------ SOURCE MATERIAL
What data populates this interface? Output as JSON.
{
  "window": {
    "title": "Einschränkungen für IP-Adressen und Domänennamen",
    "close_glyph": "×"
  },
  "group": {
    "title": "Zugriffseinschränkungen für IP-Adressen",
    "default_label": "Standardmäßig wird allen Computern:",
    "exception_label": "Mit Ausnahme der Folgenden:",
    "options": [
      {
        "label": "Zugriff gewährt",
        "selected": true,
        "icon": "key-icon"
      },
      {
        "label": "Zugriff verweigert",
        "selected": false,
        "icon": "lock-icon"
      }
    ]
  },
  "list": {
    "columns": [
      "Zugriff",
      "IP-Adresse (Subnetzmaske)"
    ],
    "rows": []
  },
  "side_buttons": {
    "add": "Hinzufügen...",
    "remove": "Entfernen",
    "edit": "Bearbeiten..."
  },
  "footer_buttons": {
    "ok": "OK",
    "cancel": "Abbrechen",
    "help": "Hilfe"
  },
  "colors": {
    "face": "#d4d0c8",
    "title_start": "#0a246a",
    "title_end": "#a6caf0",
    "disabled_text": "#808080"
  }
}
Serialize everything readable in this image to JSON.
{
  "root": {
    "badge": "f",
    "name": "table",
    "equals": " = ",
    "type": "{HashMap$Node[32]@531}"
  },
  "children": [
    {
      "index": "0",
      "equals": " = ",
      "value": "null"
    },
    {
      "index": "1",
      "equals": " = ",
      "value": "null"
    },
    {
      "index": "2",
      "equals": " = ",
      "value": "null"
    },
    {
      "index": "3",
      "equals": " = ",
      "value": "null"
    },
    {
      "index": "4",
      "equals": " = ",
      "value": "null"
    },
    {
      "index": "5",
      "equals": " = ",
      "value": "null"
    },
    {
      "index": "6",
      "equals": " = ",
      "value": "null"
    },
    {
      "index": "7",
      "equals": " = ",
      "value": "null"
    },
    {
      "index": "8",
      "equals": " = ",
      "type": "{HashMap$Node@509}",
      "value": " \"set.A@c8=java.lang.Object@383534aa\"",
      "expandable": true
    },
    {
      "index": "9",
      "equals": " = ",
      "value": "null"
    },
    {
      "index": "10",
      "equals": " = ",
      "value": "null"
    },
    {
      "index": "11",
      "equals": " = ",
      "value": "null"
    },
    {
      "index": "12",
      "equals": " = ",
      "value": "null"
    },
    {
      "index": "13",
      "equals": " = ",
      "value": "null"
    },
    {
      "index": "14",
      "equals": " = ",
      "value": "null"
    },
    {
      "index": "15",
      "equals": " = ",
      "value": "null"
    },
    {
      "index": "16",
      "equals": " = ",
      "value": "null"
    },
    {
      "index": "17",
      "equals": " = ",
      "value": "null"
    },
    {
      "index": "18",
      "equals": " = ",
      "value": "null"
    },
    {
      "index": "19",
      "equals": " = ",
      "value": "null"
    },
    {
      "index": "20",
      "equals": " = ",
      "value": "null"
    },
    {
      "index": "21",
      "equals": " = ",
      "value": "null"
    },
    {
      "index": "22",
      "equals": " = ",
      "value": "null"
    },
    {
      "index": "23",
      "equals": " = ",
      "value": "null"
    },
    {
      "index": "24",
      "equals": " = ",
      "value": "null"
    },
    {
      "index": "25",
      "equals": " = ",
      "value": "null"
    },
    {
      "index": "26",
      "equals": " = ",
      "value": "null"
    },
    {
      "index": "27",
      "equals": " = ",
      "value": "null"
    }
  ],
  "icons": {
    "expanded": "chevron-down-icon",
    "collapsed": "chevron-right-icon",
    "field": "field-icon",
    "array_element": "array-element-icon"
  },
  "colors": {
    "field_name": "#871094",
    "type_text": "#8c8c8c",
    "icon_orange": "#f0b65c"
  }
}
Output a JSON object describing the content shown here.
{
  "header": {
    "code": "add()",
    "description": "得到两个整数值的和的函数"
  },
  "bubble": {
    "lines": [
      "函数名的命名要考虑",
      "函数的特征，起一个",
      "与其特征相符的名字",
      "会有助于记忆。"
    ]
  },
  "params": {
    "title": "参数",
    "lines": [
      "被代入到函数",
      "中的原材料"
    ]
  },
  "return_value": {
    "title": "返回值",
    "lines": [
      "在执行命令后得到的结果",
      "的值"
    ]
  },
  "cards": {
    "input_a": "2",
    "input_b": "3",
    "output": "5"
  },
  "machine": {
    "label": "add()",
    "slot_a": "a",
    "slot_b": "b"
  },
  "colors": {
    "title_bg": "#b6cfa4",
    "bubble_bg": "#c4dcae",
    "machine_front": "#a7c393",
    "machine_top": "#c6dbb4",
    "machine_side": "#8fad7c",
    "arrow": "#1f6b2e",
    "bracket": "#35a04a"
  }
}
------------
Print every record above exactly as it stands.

What data populates this interface? Output as JSON.
{
  "window": {
    "title": "Einschränkungen für IP-Adressen und Domänennamen",
    "close_glyph": "×"
  },
  "group": {
    "title": "Zugriffseinschränkungen für IP-Adressen",
    "default_label": "Standardmäßig wird allen Computern:",
    "exception_label": "Mit Ausnahme der Folgenden:",
    "options": [
      {
        "label": "Zugriff gewährt",
        "selected": true,
        "icon": "key-icon"
      },
      {
        "label": "Zugriff verweigert",
        "selected": false,
        "icon": "lock-icon"
      }
    ]
  },
  "list": {
    "columns": [
      "Zugriff",
      "IP-Adresse (Subnetzmaske)"
    ],
    "rows": []
  },
  "side_buttons": {
    "add": "Hinzufügen...",
    "remove": "Entfernen",
    "edit": "Bearbeiten..."
  },
  "footer_buttons": {
    "ok": "OK",
    "cancel": "Abbrechen",
    "help": "Hilfe"
  },
  "colors": {
    "face": "#d4d0c8",
    "title_start": "#0a246a",
    "title_end": "#a6caf0",
    "disabled_text": "#808080"
  }
}
Serialize everything readable in this image to JSON.
{
  "root": {
    "badge": "f",
    "name": "table",
    "equals": " = ",
    "type": "{HashMap$Node[32]@531}"
  },
  "children": [
    {
      "index": "0",
      "equals": " = ",
      "value": "null"
    },
    {
      "index": "1",
      "equals": " = ",
      "value": "null"
    },
    {
      "index": "2",
      "equals": " = ",
      "value": "null"
    },
    {
      "index": "3",
      "equals": " = ",
      "value": "null"
    },
    {
      "index": "4",
      "equals": " = ",
      "value": "null"
    },
    {
      "index": "5",
      "equals": " = ",
      "value": "null"
    },
    {
      "index": "6",
      "equals": " = ",
      "value": "null"
    },
    {
      "index": "7",
      "equals": " = ",
      "value": "null"
    },
    {
      "index": "8",
      "equals": " = ",
      "type": "{HashMap$Node@509}",
      "value": " \"set.A@c8=java.lang.Object@383534aa\"",
      "expandable": true
    },
    {
      "index": "9",
      "equals": " = ",
      "value": "null"
    },
    {
      "index": "10",
      "equals": " = ",
      "value": "null"
    },
    {
      "index": "11",
      "equals": " = ",
      "value": "null"
    },
    {
      "index": "12",
      "equals": " = ",
      "value": "null"
    },
    {
      "index": "13",
      "equals": " = ",
      "value": "null"
    },
    {
      "index": "14",
      "equals": " = ",
      "value": "null"
    },
    {
      "index": "15",
      "equals": " = ",
      "value": "null"
    },
    {
      "index": "16",
      "equals": " = ",
      "value": "null"
    },
    {
      "index": "17",
      "equals": " = ",
      "value": "null"
    },
    {
      "index": "18",
      "equals": " = ",
      "value": "null"
    },
    {
      "index": "19",
      "equals": " = ",
      "value": "null"
    },
    {
      "index": "20",
      "equals": " = ",
      "value": "null"
    },
    {
      "index": "21",
      "equals": " = ",
      "value": "null"
    },
    {
      "index": "22",
      "equals": " = ",
      "value": "null"
    },
    {
      "index": "23",
      "equals": " = ",
      "value": "null"
    },
    {
      "index": "24",
      "equals": " = ",
      "value": "null"
    },
    {
      "index": "25",
      "equals": " = ",
      "value": "null"
    },
    {
      "index": "26",
      "equals": " = ",
      "value": "null"
    },
    {
      "index": "27",
      "equals": " = ",
      "value": "null"
    }
  ],
  "icons": {
    "expanded": "chevron-down-icon",
    "collapsed": "chevron-right-icon",
    "field": "field-icon",
    "array_element": "array-element-icon"
  },
  "colors": {
    "field_name": "#871094",
    "type_text": "#8c8c8c",
    "icon_orange": "#f0b65c"
  }
}
Output a JSON object describing the content shown here.
{
  "header": {
    "code": "add()",
    "description": "得到两个整数值的和的函数"
  },
  "bubble": {
    "lines": [
      "函数名的命名要考虑",
      "函数的特征，起一个",
      "与其特征相符的名字",
      "会有助于记忆。"
    ]
  },
  "params": {
    "title": "参数",
    "lines": [
      "被代入到函数",
      "中的原材料"
    ]
  },
  "return_value": {
    "title": "返回值",
    "lines": [
      "在执行命令后得到的结果",
      "的值"
    ]
  },
  "cards": {
    "input_a": "2",
    "input_b": "3",
    "output": "5"
  },
  "machine": {
    "label": "add()",
    "slot_a": "a",
    "slot_b": "b"
  },
  "colors": {
    "title_bg": "#b6cfa4",
    "bubble_bg": "#c4dcae",
    "machine_front": "#a7c393",
    "machine_top": "#c6dbb4",
    "machine_side": "#8fad7c",
    "arrow": "#1f6b2e",
    "bracket": "#35a04a"
  }
}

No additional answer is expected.